This post was published 10 years, 8 months ago. Due to the rapidly evolving world of technology, some material it contains may no longer be applicable.
Google has announced the preview release of the Android 3.0 SDK to satisfy developers’ appetites for new Honeycomb-flavoured apps. The release allows developers to develop new tablet applications for Honeycomb and test existing application compatibility.
Android 3.0 is being optimised for tablet devices, with the SDK having an updated user interface framework. Google says that will allow developers to make use of the larger screen sizes available on the overgrown smartphones that are tablets. There are updates to 2D and 3D graphics rendering, including a built-in GL renderer along with a new 3D engine called Renderscript.
Perhaps the most important feature in Android 3.0 is its support for multi-core processors, meaning developers can actually make use of the multi-core chips designed by ARM that appeared in many tablets and smartphones at CES earlier this month.
At CES, Google picked Motorola to show off its Android 3.0 operating system. The first public demonstration of Android 3.0, Honeycomb, was shown on the upcoming Motorola Xoom tablet, garnering widespread approval.
From watching short previews of the Xoom it was clear that Android 3.0 resolves many of the shortcomings of Android running on existing tablet devices. Overall the operating system just seemed more comfortable with the larger screen than it was before. With Mobile World Congress less than a month away, industry attention will turn to what manufacturers such as Samsung and LG do with Android 3.0.

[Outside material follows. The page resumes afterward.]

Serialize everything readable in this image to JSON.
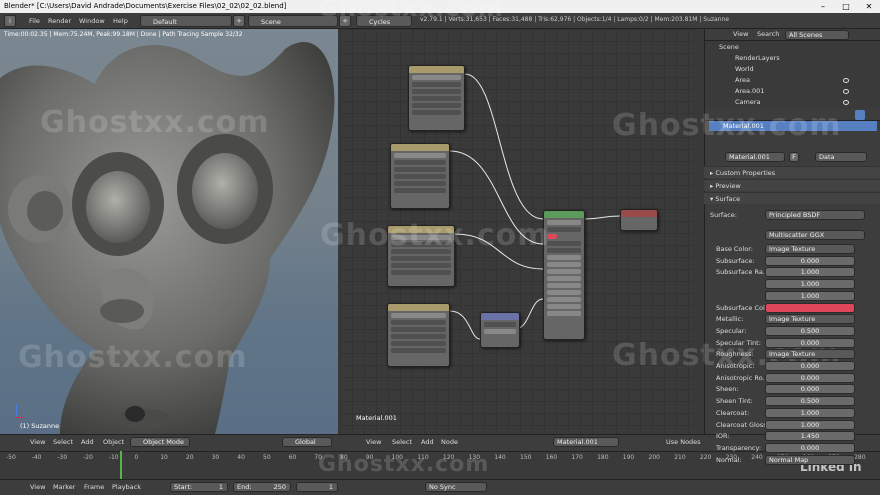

In the meantime, punters in the market for a tablet might want to hold off, as it is clear that Android 3.0 will give both developers and consumers what they want, an alternative to the iPad.